The workers who are going with her stop foraging and start eating. They pack all the honey they can into their little bodies in preparation for the flight. Scouts start looking for a new place to build a home.
This behavior starts to worry the bees who are staying behind so the young workers who can produce wax start constructing queen cells towards the bottom of the frames. And when the first of the queen larva reaches pupating age and her cell is capped, the old queen knows it’s time to leave.
So, she and about half the hive leave to find a new home – it might be an old tree or abandoned building. Hopefully someone will spot them and call a beekeeper who can put them in a box in his apiary or give them to a bee farming friend.
The bees that stay behind will (ideally) raise a new queen and life will continue as normal. They are about three weeks behind in work but they now have space to grow and all is good.
When do Bees Swarm?
Fortunately, it’s very uncommon for a hive to swarm the first season. They just haven’t had time to set up home and fill it all up to the point of needing extra space in just a few months. However, in subsequent years they will fill up their hive sooner and swarming will be more likely.
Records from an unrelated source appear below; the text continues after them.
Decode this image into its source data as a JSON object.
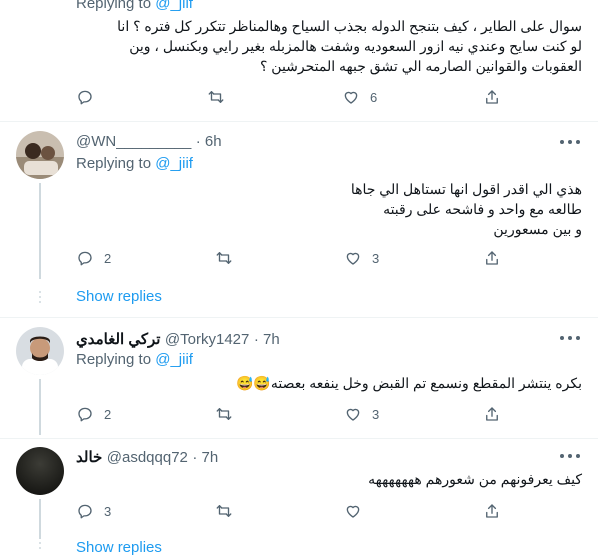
{
  "tweets": [
    {
      "replying_prefix": "Replying to ",
      "replying_handle": "@_jiif",
      "text": "سوال على الطاير ، كيف بتنجح الدوله بجذب السياح وهالمناظر تتكرر كل فتره ؟ انا\nلو كنت سايح وعندي نيه ازور السعوديه وشفت هالمزبله بغير رايي وبكنسل ، وين\nالعقوبات والقوانين الصارمه الي تشق جبهه المتحرشين ؟",
      "replies": "",
      "retweets": "",
      "likes": "6"
    },
    {
      "name": "",
      "handle": "@WN_________",
      "time": "· 6h",
      "replying_prefix": "Replying to ",
      "replying_handle": "@_jiif",
      "text": "هذي الي اقدر اقول انها تستاهل الي جاها\nطالعه مع واحد و فاشحه على رقبته\nو بين مسعورين",
      "replies": "2",
      "retweets": "",
      "likes": "3",
      "show_replies": "Show replies"
    },
    {
      "name": "تركي الغامدي",
      "handle": "@Torky1427",
      "time": "· 7h",
      "replying_prefix": "Replying to ",
      "replying_handle": "@_jiif",
      "text": "بكره ينتشر المقطع ونسمع تم القبض وخل ينفعه بعصته😅😅",
      "replies": "2",
      "retweets": "",
      "likes": "3"
    },
    {
      "name": "خالد",
      "handle": "@asdqqq72",
      "time": "· 7h",
      "text": "كيف يعرفونهم من شعورهم هههههههه",
      "replies": "3",
      "retweets": "",
      "likes": "",
      "show_replies": "Show replies"
    }
  ],
  "icons": [
    "reply-icon",
    "retweet-icon",
    "like-icon",
    "share-icon",
    "more-icon"
  ],
  "colors": {
    "link": "#1d9bf0",
    "secondary": "#536471",
    "divider": "#eff3f4"
  }
}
A good rule of thumb is that when you notice that seven of the 10 frames are drawn out with wax, it’s time to add another. When the lower deep has seven frames full of wax, add another deep. When that second deep has seven frames full of wax add a queen excluder and a honey super. When the super is 70% drawn out, add a second super. Keep adding a super each time 70% of the frames are drawn out with wax.
This means that in the spring and early summer when nectar is really flowing you have a higher chance of the bees swarming. You’ll want to make sure to check on your hives every 10 days or so during the nectar flow and add boxes as needed.
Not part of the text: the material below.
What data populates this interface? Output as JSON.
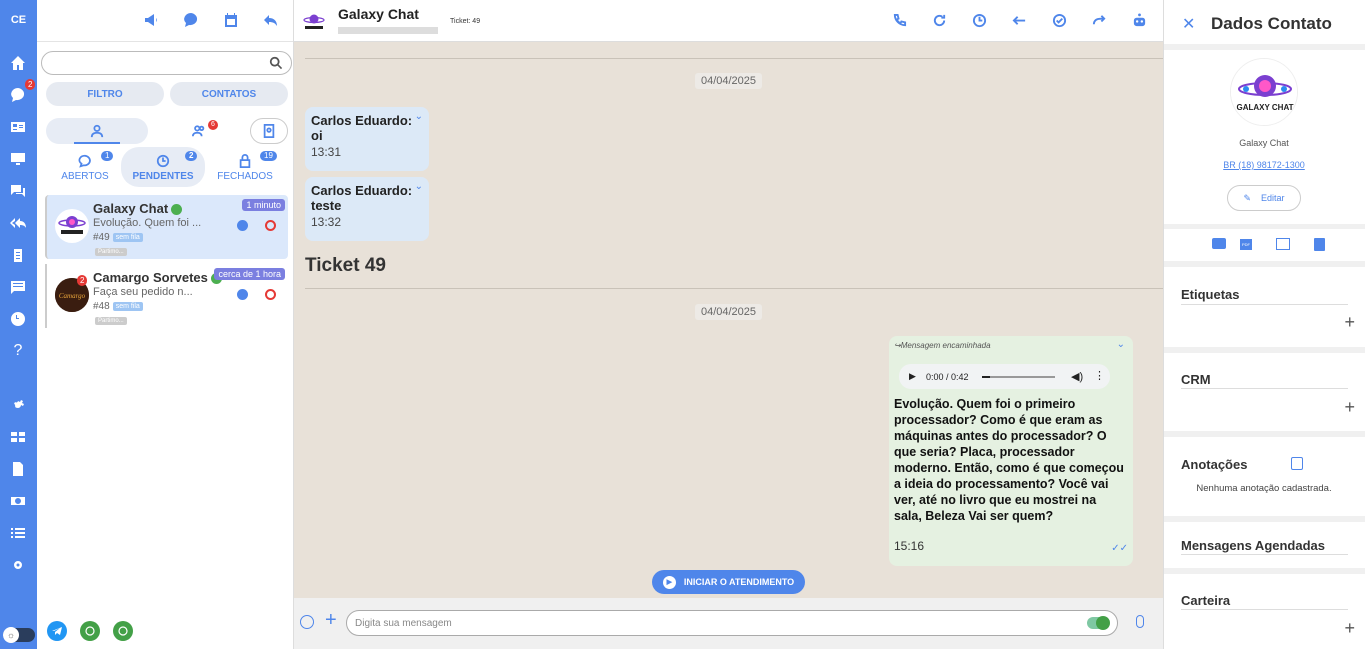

When the nectar flow slows down so will hive growth but don’t think you no longer have to check on them. You’ll want to make sure to continue adding boxes when the top box is 70% full of drawn out wax. If a hive swarms late in the summer or early fall, it might not be able to recover before winter sets in. So be sure to give them the room they need when they need it.
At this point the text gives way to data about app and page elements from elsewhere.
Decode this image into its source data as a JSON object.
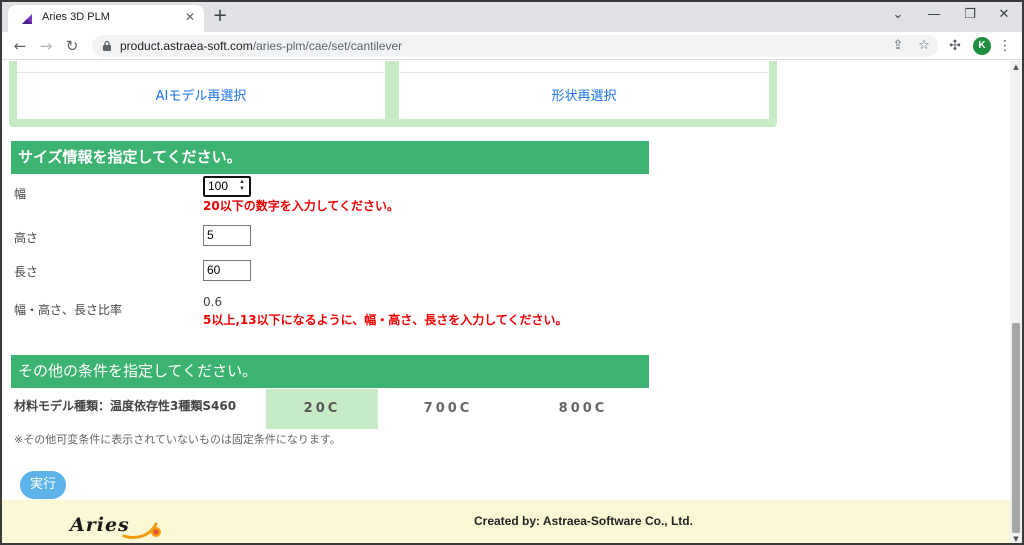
{
  "browser": {
    "tab_title": "Aries 3D PLM",
    "url_host": "product.astraea-soft.com",
    "url_path": "/aries-plm/cae/set/cantilever",
    "profile_initial": "K",
    "icons": [
      "back-icon",
      "forward-icon",
      "reload-icon",
      "lock-icon",
      "share-icon",
      "star-icon",
      "extensions-icon",
      "menu-icon"
    ]
  },
  "top_cards": {
    "ai_reselect": "AIモデル再選択",
    "shape_reselect": "形状再選択"
  },
  "size_section": {
    "title": "サイズ情報を指定してください。",
    "width_label": "幅",
    "width_value": "100",
    "width_error": "20以下の数字を入力してください。",
    "height_label": "高さ",
    "height_value": "5",
    "length_label": "長さ",
    "length_value": "60",
    "ratio_label": "幅・高さ、長さ比率",
    "ratio_value": "0.6",
    "ratio_error": "5以上,13以下になるように、幅・高さ、長さを入力してください。"
  },
  "other_section": {
    "title": "その他の条件を指定してください。",
    "material_label": "材料モデル種類：温度依存性3種類S460",
    "temperatures": [
      "20C",
      "700C",
      "800C"
    ],
    "selected_temperature": "20C",
    "note": "※その他可変条件に表示されていないものは固定条件になります。"
  },
  "run_button": "実行",
  "footer": {
    "logo_text": "Aries",
    "credit": "Created by: Astraea-Software Co., Ltd."
  },
  "colors": {
    "section_green": "#3cb371",
    "light_green": "#c7eac7",
    "error_red": "#ee0000",
    "link_blue": "#1a73e8",
    "run_blue": "#5cb3e8",
    "footer_bg": "#fbf8d5"
  }
}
Speaking of late summer, sometimes the hive isn’t crowded, it just feels that way to the bees because it’s hot and there isn’t enough ventilation. You can provide a little extra ventilation by gluing a short piece of a popsicle stick to each of the corners of the inner cover. If you live in a warm climate you could just do this to all of your inner covers as part of your bee hive plans since you don’t have to worry about harsh winters.
Even if the hive has plenty of room, if the queen is several years old there is the likelihood of the hive swarming. Because the workers will start raising a new queen when they think their queen is getting too old to lay eggs, many beekeepers will requeen their hives every year to help keep a hive from swarming. This works really well if it fits in with your beekeeping strategy.
One last thing, if you notice that the workers are making queen cells and think they might be preparing to swarm you can remove all of the queen cells by cutting them out of or off the frame. The hive will not swarm if there is not a replacement queen in the works. But you have to be certain you get all of them. It only takes one queen larva to reach pupating age to let the old queen, who already wants to leave, know it’s time to go.
So, why do bees swarm? Because it’s nature’s way of making sure that bees divide and multiply so that they will survive. Of course in nature this is a wonderful thing, but in apiaries swarming can lead to weak hives and less honey.
Have you ever had a hive swarm?